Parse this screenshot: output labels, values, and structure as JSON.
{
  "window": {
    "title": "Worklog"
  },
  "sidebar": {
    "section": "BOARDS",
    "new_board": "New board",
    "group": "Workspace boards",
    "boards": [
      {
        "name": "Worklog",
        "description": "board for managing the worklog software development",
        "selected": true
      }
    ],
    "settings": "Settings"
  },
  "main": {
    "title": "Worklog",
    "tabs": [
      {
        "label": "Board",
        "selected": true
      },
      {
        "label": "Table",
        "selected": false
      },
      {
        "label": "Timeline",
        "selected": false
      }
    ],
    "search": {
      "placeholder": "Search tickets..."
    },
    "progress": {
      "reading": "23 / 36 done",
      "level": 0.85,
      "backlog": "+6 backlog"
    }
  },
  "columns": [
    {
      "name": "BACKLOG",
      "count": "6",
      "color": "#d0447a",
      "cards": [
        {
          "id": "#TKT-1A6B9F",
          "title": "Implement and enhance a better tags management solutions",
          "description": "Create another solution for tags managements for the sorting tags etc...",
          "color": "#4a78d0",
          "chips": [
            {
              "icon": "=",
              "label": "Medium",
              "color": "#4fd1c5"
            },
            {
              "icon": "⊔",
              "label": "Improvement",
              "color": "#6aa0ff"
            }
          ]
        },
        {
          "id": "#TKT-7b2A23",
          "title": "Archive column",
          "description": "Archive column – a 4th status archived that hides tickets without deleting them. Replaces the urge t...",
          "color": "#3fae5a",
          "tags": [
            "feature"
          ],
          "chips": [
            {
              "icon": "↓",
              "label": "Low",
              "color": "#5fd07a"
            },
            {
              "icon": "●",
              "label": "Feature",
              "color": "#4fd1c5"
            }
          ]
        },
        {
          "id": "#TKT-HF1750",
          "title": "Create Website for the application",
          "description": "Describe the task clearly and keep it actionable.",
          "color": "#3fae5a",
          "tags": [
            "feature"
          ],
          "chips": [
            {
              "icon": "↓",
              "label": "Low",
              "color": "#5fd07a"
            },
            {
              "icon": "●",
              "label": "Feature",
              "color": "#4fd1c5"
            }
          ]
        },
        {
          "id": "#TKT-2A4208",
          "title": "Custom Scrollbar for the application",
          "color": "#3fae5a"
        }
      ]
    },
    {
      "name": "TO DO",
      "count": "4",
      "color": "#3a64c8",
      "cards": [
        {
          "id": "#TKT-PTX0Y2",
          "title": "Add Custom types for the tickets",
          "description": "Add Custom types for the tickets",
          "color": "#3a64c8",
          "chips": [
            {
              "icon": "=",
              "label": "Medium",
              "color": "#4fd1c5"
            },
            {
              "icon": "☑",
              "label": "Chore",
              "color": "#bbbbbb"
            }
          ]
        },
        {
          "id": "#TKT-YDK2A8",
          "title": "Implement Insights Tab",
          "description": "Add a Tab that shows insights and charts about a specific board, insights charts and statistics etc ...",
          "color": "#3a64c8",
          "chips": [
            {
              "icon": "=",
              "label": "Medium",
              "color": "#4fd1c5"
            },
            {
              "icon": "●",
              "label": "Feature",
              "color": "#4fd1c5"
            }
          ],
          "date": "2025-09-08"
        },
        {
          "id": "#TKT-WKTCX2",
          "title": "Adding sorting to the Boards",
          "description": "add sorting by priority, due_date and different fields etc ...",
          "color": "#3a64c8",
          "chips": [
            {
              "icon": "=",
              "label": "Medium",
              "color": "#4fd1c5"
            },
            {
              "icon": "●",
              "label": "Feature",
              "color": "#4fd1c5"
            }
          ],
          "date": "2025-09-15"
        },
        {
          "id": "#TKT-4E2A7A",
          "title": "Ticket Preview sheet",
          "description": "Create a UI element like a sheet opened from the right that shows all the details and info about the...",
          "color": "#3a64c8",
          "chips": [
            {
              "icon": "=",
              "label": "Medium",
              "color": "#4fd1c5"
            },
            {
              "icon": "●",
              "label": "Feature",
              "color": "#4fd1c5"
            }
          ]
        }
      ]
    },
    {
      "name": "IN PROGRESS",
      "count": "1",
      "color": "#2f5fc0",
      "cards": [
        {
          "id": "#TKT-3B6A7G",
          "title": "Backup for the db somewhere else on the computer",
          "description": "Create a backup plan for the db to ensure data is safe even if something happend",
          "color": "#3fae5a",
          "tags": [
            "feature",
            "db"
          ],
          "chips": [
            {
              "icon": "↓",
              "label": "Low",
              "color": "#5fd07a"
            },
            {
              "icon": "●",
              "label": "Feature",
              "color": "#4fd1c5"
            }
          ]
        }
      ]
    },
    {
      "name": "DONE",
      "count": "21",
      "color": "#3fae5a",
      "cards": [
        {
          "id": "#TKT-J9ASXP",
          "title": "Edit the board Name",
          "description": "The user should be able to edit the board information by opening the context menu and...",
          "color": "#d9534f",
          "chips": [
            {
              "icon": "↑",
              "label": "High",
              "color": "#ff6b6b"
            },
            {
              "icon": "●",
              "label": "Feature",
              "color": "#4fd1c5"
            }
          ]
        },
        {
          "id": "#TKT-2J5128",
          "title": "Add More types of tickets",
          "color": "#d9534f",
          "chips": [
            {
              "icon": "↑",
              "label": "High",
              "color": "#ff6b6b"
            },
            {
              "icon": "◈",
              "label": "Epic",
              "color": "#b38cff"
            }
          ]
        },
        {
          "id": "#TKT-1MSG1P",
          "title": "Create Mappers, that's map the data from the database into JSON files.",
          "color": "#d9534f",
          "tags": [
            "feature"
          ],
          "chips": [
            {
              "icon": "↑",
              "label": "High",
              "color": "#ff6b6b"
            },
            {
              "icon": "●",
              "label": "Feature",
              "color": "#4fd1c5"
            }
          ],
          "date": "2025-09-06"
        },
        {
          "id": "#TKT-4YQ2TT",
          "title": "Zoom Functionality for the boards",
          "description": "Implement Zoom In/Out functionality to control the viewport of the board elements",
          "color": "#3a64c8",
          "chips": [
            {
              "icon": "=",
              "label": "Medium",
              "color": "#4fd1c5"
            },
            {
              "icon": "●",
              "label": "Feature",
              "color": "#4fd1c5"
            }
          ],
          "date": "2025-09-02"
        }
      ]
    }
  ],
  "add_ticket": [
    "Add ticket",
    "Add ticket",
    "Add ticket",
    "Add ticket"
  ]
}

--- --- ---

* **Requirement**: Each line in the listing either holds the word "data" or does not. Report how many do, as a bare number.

* **Task output**: 2